# DATA PROVIDED:
[Start of section]

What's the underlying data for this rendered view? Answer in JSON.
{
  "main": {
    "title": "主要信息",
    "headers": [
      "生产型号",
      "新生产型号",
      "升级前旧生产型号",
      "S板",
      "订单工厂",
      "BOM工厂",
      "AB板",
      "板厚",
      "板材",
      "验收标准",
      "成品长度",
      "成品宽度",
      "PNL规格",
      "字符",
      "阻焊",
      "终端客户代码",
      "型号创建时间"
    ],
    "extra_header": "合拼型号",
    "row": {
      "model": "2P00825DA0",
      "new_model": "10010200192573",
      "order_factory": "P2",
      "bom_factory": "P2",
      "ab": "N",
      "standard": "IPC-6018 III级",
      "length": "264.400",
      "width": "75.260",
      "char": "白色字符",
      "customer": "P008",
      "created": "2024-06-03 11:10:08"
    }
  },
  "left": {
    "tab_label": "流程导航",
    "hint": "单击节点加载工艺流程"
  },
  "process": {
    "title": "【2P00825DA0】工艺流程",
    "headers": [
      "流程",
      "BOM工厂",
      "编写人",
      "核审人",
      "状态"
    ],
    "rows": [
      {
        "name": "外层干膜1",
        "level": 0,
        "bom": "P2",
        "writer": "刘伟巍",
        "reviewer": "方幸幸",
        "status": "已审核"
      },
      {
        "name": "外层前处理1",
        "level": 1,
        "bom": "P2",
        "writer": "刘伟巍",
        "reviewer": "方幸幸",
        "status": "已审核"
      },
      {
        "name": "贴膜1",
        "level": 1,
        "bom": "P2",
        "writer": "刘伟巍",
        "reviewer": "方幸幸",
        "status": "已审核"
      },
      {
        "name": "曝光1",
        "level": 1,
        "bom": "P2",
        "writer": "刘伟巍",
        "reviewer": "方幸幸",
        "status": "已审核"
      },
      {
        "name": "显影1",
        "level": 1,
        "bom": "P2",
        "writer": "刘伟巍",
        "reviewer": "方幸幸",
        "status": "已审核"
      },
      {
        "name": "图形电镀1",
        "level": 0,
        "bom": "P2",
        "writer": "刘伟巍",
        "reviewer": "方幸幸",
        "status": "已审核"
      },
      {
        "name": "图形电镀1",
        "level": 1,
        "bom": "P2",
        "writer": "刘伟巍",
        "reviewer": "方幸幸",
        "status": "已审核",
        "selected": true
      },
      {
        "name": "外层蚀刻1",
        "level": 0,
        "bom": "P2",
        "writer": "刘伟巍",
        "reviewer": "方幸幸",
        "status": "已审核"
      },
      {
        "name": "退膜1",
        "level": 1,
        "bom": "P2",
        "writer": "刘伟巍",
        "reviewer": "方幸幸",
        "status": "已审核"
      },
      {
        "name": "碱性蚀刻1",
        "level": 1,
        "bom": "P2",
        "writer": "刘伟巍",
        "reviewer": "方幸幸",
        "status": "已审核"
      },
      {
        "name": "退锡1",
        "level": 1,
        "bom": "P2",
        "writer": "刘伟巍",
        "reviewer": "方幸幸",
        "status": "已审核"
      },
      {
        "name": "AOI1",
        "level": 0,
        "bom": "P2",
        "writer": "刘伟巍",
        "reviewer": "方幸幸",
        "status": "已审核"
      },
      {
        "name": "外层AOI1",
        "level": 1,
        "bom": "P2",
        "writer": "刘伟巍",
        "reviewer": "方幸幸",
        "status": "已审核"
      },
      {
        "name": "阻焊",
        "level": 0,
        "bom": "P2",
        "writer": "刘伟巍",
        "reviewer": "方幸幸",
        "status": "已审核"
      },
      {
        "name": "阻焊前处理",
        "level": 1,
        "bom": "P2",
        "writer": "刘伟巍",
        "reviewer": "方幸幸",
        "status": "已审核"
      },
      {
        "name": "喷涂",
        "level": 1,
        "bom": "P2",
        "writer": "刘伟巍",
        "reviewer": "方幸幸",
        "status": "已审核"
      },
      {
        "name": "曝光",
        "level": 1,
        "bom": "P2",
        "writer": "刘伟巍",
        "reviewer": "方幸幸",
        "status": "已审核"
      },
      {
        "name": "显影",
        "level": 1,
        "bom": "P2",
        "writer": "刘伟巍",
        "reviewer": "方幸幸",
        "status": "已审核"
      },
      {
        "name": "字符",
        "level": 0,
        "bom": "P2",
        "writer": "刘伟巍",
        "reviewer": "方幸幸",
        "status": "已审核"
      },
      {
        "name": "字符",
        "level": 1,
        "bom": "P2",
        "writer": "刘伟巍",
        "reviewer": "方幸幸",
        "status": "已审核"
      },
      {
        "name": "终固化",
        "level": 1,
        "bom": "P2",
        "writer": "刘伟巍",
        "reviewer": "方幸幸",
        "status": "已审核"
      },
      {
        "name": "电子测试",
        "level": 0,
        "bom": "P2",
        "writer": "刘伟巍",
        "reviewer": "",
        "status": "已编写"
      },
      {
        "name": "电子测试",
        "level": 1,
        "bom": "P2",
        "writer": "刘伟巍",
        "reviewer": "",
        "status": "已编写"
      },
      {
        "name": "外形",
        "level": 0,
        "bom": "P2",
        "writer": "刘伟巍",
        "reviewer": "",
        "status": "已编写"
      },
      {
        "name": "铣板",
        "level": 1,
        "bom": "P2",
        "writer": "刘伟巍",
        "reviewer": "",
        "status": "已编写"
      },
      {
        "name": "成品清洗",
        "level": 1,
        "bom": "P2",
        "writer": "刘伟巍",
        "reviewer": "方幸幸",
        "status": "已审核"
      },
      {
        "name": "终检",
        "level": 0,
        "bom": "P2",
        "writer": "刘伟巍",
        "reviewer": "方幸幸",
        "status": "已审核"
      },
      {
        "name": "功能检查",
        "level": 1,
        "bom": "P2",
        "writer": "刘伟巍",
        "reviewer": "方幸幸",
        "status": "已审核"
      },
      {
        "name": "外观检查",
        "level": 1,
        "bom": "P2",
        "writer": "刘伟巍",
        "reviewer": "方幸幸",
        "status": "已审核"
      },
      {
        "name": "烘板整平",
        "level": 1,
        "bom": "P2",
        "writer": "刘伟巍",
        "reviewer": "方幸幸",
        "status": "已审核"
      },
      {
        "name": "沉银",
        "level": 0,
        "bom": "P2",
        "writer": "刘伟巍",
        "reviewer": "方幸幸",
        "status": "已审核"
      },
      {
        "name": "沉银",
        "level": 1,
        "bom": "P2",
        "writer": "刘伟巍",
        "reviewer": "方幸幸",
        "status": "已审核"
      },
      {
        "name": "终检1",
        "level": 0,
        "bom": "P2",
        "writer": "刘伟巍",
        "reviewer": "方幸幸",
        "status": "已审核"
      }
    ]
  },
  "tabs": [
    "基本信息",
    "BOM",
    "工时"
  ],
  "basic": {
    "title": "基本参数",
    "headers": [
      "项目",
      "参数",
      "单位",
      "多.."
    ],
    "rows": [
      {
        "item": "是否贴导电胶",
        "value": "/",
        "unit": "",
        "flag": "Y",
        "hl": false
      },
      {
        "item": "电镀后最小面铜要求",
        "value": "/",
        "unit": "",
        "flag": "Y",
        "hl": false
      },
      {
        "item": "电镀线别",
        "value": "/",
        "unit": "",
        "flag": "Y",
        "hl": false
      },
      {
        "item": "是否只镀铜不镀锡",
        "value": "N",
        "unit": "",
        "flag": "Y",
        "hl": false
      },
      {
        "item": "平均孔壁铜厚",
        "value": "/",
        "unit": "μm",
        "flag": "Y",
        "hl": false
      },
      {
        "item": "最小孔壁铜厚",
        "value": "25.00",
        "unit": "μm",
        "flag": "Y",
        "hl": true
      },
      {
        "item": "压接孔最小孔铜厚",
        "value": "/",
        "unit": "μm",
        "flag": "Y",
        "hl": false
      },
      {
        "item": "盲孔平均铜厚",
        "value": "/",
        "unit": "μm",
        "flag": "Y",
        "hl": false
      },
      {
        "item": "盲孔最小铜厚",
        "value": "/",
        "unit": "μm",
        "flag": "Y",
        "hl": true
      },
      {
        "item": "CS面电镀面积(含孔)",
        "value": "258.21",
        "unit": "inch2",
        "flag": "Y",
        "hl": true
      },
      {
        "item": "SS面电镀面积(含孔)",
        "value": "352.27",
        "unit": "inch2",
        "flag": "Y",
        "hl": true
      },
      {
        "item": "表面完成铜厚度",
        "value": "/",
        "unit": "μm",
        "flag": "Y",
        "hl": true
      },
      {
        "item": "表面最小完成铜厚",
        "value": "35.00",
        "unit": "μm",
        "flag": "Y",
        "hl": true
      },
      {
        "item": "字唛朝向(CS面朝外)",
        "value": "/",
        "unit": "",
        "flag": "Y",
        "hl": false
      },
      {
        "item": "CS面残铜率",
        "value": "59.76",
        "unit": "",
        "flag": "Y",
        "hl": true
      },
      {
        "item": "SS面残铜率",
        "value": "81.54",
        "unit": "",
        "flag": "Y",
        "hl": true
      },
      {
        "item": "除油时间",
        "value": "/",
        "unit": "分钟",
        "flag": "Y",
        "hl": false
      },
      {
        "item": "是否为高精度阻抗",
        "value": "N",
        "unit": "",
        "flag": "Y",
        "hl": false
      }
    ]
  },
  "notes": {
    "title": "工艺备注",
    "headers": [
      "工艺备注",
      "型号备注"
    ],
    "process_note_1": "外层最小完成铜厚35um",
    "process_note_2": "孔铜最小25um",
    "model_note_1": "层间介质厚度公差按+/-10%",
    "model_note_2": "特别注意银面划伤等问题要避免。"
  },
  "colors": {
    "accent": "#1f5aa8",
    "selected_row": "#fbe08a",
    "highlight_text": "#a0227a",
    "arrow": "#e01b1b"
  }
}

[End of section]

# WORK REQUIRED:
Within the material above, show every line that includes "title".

# SOLUTION TO THE PROBLEM:
    "title": "主要信息",
    "title": "【2P00825DA0】工艺流程",
    "title": "基本参数",
    "title": "工艺备注",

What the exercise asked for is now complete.